======== Supplied material ========

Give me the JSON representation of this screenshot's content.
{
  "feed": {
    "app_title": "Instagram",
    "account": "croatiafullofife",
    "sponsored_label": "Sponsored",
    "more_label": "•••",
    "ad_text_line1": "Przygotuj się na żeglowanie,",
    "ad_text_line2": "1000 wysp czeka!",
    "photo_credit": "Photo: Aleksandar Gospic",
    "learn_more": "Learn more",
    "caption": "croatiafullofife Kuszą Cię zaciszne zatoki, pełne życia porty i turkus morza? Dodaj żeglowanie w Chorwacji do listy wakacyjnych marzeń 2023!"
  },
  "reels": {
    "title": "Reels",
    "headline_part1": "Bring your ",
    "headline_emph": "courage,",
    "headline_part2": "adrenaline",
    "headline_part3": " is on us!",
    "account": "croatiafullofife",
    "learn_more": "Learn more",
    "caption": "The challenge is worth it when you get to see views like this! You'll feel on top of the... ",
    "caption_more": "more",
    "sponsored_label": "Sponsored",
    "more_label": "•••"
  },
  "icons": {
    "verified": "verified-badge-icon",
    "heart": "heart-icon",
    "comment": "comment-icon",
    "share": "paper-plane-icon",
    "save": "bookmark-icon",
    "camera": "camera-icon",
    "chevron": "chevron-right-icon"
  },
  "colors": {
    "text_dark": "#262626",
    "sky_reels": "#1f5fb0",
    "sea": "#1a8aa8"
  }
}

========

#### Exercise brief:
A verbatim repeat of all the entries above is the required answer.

#### Response area:
Give me the JSON representation of this screenshot's content.
{
  "feed": {
    "app_title": "Instagram",
    "account": "croatiafullofife",
    "sponsored_label": "Sponsored",
    "more_label": "•••",
    "ad_text_line1": "Przygotuj się na żeglowanie,",
    "ad_text_line2": "1000 wysp czeka!",
    "photo_credit": "Photo: Aleksandar Gospic",
    "learn_more": "Learn more",
    "caption": "croatiafullofife Kuszą Cię zaciszne zatoki, pełne życia porty i turkus morza? Dodaj żeglowanie w Chorwacji do listy wakacyjnych marzeń 2023!"
  },
  "reels": {
    "title": "Reels",
    "headline_part1": "Bring your ",
    "headline_emph": "courage,",
    "headline_part2": "adrenaline",
    "headline_part3": " is on us!",
    "account": "croatiafullofife",
    "learn_more": "Learn more",
    "caption": "The challenge is worth it when you get to see views like this! You'll feel on top of the... ",
    "caption_more": "more",
    "sponsored_label": "Sponsored",
    "more_label": "•••"
  },
  "icons": {
    "verified": "verified-badge-icon",
    "heart": "heart-icon",
    "comment": "comment-icon",
    "share": "paper-plane-icon",
    "save": "bookmark-icon",
    "camera": "camera-icon",
    "chevron": "chevron-right-icon"
  },
  "colors": {
    "text_dark": "#262626",
    "sky_reels": "#1f5fb0",
    "sea": "#1a8aa8"
  }
}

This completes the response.